Hauts-de-France translates to "Heights of France" and is the northernmost region in France. It was established in 2014 through the territorial reorganization of French regions resulting from the amalgamation of Nord-Pas-de-Calais and Picardy.[12] The Nord-Pas-de-Calais region, historically significant due to its strategic location, has witnessed numerous invasions and conflicts throughout history. Its position as a linguistic border between Germanic and Romance languages reportedly shaped its identity. Various entities, including the French crown, the Holy Roman Empire, and the Dukes of Burgundy, governed the area's territories. During the Middle Ages, it was part of the Seventeen Provinces of the Netherlands and later passed to Spanish control. Later, the Nord-Pas-de-Calais region played a role in conflicts between France and Spain. In the 19th century, industrialization led to the region's growth, making it an industrial hub. However, it faced devastation during both World Wars. Despite economic challenges post-war, developments such as the Channel Tunnel have contributed to its development.[1]

The other merged region is Picardy, part of the Frankish Empire before becoming part of West Francia, according to the Treaty of Verdun in 843. The name "Picardy" originated from the weapon used by the region's people in ancient times. During the Hundred Years' War, it was the center of the Jacquerie peasant revolt. Gradually, the Picardy counties were acquired by Burgundy, confirmed by King Charles VII in 1435. In the modern era, it became a new administrative region of France, distinct from its historical definition, and saw events such as the invasion in 1557 and battles during World War I.[2]

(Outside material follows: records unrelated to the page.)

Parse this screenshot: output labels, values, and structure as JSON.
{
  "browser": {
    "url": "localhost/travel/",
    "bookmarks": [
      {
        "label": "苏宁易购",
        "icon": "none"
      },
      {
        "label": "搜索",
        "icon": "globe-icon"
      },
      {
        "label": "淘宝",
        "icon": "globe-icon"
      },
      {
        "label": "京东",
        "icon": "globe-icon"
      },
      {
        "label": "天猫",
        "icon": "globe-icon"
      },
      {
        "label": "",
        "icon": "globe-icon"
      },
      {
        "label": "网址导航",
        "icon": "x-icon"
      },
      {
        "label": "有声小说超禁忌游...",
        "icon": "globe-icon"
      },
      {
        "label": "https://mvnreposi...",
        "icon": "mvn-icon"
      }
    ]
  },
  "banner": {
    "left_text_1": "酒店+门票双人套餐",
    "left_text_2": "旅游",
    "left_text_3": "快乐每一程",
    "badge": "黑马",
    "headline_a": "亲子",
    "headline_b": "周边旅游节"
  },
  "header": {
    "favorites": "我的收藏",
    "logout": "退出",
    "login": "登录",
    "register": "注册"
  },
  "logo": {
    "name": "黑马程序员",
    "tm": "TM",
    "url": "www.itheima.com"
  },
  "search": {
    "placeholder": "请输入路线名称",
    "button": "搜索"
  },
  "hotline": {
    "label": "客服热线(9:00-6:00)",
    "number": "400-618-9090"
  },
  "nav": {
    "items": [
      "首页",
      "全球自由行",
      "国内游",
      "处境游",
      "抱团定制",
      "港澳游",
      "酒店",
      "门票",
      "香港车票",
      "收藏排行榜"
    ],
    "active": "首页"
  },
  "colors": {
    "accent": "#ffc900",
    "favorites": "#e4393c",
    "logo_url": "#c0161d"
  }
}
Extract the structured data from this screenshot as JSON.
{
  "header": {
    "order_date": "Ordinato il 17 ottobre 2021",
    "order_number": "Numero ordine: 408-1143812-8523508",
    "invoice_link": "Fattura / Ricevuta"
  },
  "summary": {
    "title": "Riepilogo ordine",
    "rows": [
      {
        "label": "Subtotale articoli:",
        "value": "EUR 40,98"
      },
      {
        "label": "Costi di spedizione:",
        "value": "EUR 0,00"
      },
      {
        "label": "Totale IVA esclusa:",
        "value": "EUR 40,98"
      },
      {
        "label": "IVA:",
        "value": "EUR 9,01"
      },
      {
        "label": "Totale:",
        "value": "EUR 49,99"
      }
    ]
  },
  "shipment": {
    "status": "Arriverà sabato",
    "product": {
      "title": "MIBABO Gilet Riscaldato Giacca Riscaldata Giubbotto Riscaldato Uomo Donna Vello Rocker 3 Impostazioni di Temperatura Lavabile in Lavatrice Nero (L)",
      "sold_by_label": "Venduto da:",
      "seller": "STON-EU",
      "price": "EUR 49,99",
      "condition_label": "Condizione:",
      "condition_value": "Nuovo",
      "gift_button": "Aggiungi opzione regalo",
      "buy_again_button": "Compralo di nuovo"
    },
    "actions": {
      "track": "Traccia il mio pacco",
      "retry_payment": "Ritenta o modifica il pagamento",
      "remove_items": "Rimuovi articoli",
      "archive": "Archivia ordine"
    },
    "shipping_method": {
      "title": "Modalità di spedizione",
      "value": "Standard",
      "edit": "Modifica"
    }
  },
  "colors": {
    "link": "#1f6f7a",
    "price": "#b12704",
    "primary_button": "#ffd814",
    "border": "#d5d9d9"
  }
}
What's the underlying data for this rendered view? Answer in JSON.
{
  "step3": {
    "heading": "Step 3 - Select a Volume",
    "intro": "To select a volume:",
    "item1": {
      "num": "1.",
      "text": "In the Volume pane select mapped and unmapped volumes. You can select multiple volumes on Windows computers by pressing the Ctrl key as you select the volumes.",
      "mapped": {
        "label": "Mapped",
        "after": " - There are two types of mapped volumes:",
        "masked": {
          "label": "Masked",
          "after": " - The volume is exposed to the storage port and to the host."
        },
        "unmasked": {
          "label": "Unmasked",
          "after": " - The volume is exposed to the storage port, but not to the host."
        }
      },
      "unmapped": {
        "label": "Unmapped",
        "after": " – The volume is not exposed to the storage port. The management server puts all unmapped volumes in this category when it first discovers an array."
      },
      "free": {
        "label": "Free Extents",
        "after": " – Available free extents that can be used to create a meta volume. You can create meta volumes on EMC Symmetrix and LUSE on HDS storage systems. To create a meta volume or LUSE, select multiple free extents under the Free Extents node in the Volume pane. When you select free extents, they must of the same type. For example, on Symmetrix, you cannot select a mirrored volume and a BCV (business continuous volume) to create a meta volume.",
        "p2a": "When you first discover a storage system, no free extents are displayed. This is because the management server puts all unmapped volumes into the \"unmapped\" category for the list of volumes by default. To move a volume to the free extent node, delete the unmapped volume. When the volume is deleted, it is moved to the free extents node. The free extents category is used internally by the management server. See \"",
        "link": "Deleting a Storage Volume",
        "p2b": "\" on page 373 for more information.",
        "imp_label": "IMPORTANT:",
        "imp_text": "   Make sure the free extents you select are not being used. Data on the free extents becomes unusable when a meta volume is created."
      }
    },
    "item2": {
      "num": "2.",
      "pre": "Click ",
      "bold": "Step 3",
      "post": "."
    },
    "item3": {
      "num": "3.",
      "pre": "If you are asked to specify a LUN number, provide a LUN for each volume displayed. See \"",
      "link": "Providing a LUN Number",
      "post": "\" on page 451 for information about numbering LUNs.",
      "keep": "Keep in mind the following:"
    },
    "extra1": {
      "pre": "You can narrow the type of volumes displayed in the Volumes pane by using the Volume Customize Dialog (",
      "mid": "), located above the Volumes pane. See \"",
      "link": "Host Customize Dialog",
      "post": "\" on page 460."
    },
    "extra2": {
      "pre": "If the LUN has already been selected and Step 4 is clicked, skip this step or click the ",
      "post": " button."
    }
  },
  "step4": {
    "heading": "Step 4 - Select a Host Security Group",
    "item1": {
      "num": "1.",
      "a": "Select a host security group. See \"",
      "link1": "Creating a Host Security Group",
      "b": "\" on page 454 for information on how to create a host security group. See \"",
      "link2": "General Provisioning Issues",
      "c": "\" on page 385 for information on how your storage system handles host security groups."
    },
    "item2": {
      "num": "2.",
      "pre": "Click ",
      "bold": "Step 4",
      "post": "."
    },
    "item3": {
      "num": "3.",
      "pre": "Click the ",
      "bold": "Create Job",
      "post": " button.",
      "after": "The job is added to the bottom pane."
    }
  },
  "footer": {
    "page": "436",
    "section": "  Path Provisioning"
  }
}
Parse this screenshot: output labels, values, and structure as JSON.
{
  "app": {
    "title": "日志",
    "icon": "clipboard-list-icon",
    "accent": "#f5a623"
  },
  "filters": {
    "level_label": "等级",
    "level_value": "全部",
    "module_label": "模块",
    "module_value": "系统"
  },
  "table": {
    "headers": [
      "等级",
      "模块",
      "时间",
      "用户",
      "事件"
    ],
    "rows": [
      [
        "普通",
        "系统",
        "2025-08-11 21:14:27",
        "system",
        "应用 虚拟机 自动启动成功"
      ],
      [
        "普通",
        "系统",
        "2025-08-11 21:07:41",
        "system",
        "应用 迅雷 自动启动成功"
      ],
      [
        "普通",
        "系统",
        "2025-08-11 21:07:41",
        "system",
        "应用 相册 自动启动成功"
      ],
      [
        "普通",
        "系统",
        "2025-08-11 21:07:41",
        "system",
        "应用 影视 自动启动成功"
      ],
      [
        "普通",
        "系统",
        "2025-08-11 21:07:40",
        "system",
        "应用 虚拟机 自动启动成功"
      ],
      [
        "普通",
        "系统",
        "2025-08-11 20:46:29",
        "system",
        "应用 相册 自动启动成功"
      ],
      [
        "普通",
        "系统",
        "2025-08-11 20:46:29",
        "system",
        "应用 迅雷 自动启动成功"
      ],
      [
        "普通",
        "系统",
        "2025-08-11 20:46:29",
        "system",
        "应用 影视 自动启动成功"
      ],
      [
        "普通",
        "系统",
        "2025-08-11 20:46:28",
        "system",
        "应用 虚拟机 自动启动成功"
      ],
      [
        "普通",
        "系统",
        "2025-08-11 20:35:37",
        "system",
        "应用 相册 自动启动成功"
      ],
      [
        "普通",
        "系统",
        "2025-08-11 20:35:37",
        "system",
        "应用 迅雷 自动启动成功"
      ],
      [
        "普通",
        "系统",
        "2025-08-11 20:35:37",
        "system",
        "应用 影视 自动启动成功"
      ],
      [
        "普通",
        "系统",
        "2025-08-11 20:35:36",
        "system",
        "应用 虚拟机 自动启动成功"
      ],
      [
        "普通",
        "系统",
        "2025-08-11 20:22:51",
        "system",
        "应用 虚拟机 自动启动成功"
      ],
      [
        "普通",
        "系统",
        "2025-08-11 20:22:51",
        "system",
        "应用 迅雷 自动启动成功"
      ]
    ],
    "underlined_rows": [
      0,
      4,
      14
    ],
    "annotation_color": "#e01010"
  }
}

Dunkirk is a historic town and seaport in northern France along the Strait of Dover. It has a history dating back to the Middle Ages, marked by numerous conflicts and sieges. Notably, during World War II, Dunkirk played a considerable role in evacuating Allied troops to England, with over 340,000 soldiers rescued between May 26 and June 4, 1940. Today, Dunkirk was rebuilt, featuring landmarks such as the Place Jean Bart and a restored belfry dating back to the 15th century. The town's port, rebuilt after the war, is now a major industrial hub, handling significant imports and exports, including steel, oil, and cereals.[9]